----- Extracted entries

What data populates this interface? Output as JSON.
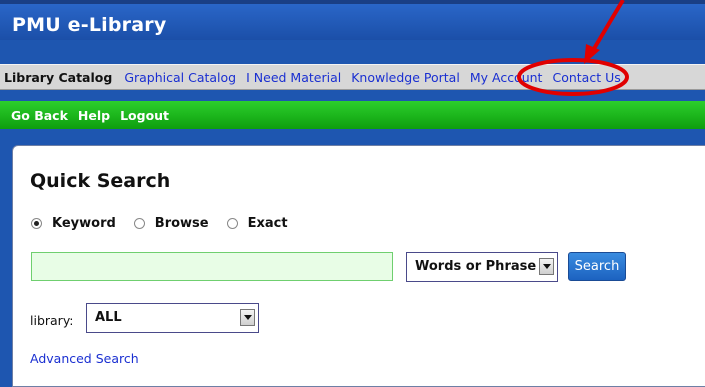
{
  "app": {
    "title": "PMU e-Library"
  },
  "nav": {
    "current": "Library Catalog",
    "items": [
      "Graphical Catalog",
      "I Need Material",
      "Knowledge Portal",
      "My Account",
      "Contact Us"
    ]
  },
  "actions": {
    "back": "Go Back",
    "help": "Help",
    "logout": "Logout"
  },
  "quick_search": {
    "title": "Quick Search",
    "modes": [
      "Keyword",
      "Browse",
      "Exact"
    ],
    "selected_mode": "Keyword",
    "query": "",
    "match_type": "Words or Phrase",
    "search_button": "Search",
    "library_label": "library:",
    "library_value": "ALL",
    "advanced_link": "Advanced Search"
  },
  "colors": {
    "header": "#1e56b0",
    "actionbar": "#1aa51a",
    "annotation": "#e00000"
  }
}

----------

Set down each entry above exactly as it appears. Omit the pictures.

▶ _Solution for this exercise_
What data populates this interface? Output as JSON.
{
  "app": {
    "title": "PMU e-Library"
  },
  "nav": {
    "current": "Library Catalog",
    "items": [
      "Graphical Catalog",
      "I Need Material",
      "Knowledge Portal",
      "My Account",
      "Contact Us"
    ]
  },
  "actions": {
    "back": "Go Back",
    "help": "Help",
    "logout": "Logout"
  },
  "quick_search": {
    "title": "Quick Search",
    "modes": [
      "Keyword",
      "Browse",
      "Exact"
    ],
    "selected_mode": "Keyword",
    "query": "",
    "match_type": "Words or Phrase",
    "search_button": "Search",
    "library_label": "library:",
    "library_value": "ALL",
    "advanced_link": "Advanced Search"
  },
  "colors": {
    "header": "#1e56b0",
    "actionbar": "#1aa51a",
    "annotation": "#e00000"
  }
}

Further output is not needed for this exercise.